Medicine Crow, who’s president of the institute, said it was a chance to convene a diverse gathering of people who were eager to think deeply about “where we’re going.”

“So it’s not just corporations, it’s not just tribes, it’s not just non-profits, it’s also artists, it’s elders, it’s young people, mothers and fathers, aunties and uncles, storytellers, performers, it was a real mix” she said. “It’s non-hierarchical. So it’s not just people who have a title. Leadership to us is our Native people who are stepping up to help our communities and to help our people.”

Medicine Crow is Tlingit and Haida from Kake.

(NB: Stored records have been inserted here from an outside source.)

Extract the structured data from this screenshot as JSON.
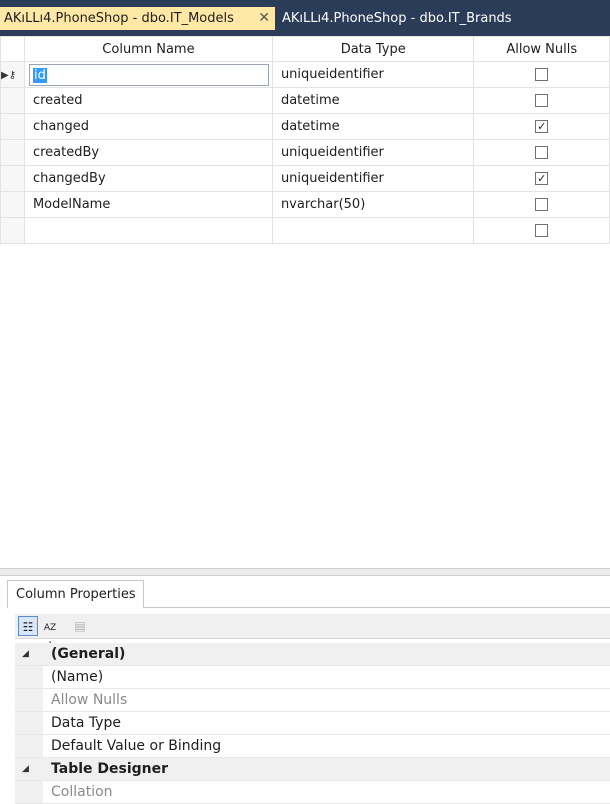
{
  "tabs": [
    {
      "label": "AKıLLı4.PhoneShop - dbo.IT_Models",
      "active": true,
      "close": "✕"
    },
    {
      "label": "AKıLLı4.PhoneShop - dbo.IT_Brands",
      "active": false
    }
  ],
  "grid": {
    "headers": [
      "Column Name",
      "Data Type",
      "Allow Nulls"
    ],
    "rows": [
      {
        "name": "id",
        "type": "uniqueidentifier",
        "allow_nulls": false,
        "primary_key": true,
        "editing": true
      },
      {
        "name": "created",
        "type": "datetime",
        "allow_nulls": false
      },
      {
        "name": "changed",
        "type": "datetime",
        "allow_nulls": true
      },
      {
        "name": "createdBy",
        "type": "uniqueidentifier",
        "allow_nulls": false
      },
      {
        "name": "changedBy",
        "type": "uniqueidentifier",
        "allow_nulls": true
      },
      {
        "name": "ModelName",
        "type": "nvarchar(50)",
        "allow_nulls": false
      },
      {
        "name": "",
        "type": "",
        "allow_nulls": false
      }
    ]
  },
  "properties": {
    "tab_label": "Column Properties",
    "toolbar": [
      "categorized-icon",
      "alphabetical-icon",
      "property-pages-icon"
    ],
    "rows": [
      {
        "label": "(General)",
        "kind": "category"
      },
      {
        "label": "(Name)",
        "kind": "item"
      },
      {
        "label": "Allow Nulls",
        "kind": "disabled"
      },
      {
        "label": "Data Type",
        "kind": "item"
      },
      {
        "label": "Default Value or Binding",
        "kind": "item"
      },
      {
        "label": "Table Designer",
        "kind": "category"
      },
      {
        "label": "Collation",
        "kind": "disabled"
      }
    ]
  },
  "colors": {
    "tab_strip": "#2b3c59",
    "active_tab": "#ffe8a6",
    "selection": "#3399ff"
  }
}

She told a story about a lesson she learned from Polynesian navigators. “The traditional practice of sailing by the stars requires that they set their bow looking forward but they are navigating from the stars behind them because from that they can know the direction their bow is going. I think that is such a powerful analogy about the way our ancestors think about time. And the way we should think about it, too.”

The long story that reflects the Alaska Native experience — or Native America’s for that matter — is mostly about the interruptions from the past century or two. So the current challenges are not the norm, certainly not over a 10,000 year history, but nonetheless require our attention to get back on course.

And some of this course correction requires immediate action. In less than fifteen years, for example, Alaska will have a higher percentage of Alaska Natives, Asian Americans, Hispanics and African Americans than white people. “The state is already super-diverse. It may not look or feel that way depending on where you’re from in the state but as a whole the state is really diverse. As we continue to march through time, especially for Alaska Native populations, most of our population is under the age of 25 and that birth rate is only increasing. So if you apply that to all the other populations, the same thing is happening, plus we’re having so many more people move up. What Alaska will look like on its face is going to be a lot different by the year 2040 than it does today.” (more…)

On the front pages


Here’s what public affairs news made the front page of newspapers in the Northwest today, excluding local crime, features and sports stories. (Newspaper names contracted with location)

Idaho luring international food processing (Boise Statesman)
Legislature repeals allowance of instant racing (Boise Statesman, IF Post Register, Nampa Press Tribune)
State gets bad ethics report (IF Post Register)
State Senate approved teacher pay raise (TF Times News, Lewiston Tribune)
Looking further at Bergdahl case (Nampa Press Tribune, TF Times News, Lewiston Tribune)
Fewer accidents on Moscow-Pullman road (Moscow News)
A couple of highway bills clear committee (Nampa Press Tribune)

Warrenton dam to be knocked out (Astorian)
New gun background check bill surfaces at Salem (Eugene Register Guard, Salem Statesman Journal, Pendleton E Oregonian)
Debate ensues over whether UO worker was fired (Eugene Register Guard)
Klamath still pursuing local air service (KF Herald & News)
New area Bureau of Reclamation manager sought (KF Herald & News)
Budget panel approves schools budget (Pendleton E Oregonian)
Oregon pot agency director Burns fired (Portland Oregonian)

Night market proposed for downtown Bellingham (Bellingham Herald)
Backlog on park updates in Kitsap (Bremerton Sun)
Marysville fire chief retiring (Everett Herald)
Deal may be set for KapStone labor talks (Longview News)
Longview traffic cams bring in $1 million a year (Longview News)
State auditor inquiry may date to 2013 (Tacoma News Tribune, Vancouver Columbian, Olympian)
Tumwater looks at road repair tax increase (Olympian)
Cost of measles control could hit $200k (Port Angeles News)
High prices sending people from King to Pierce (Seattle Times)
Clark Co enrolls 42k in health exchanges (Vanvouver Columbian)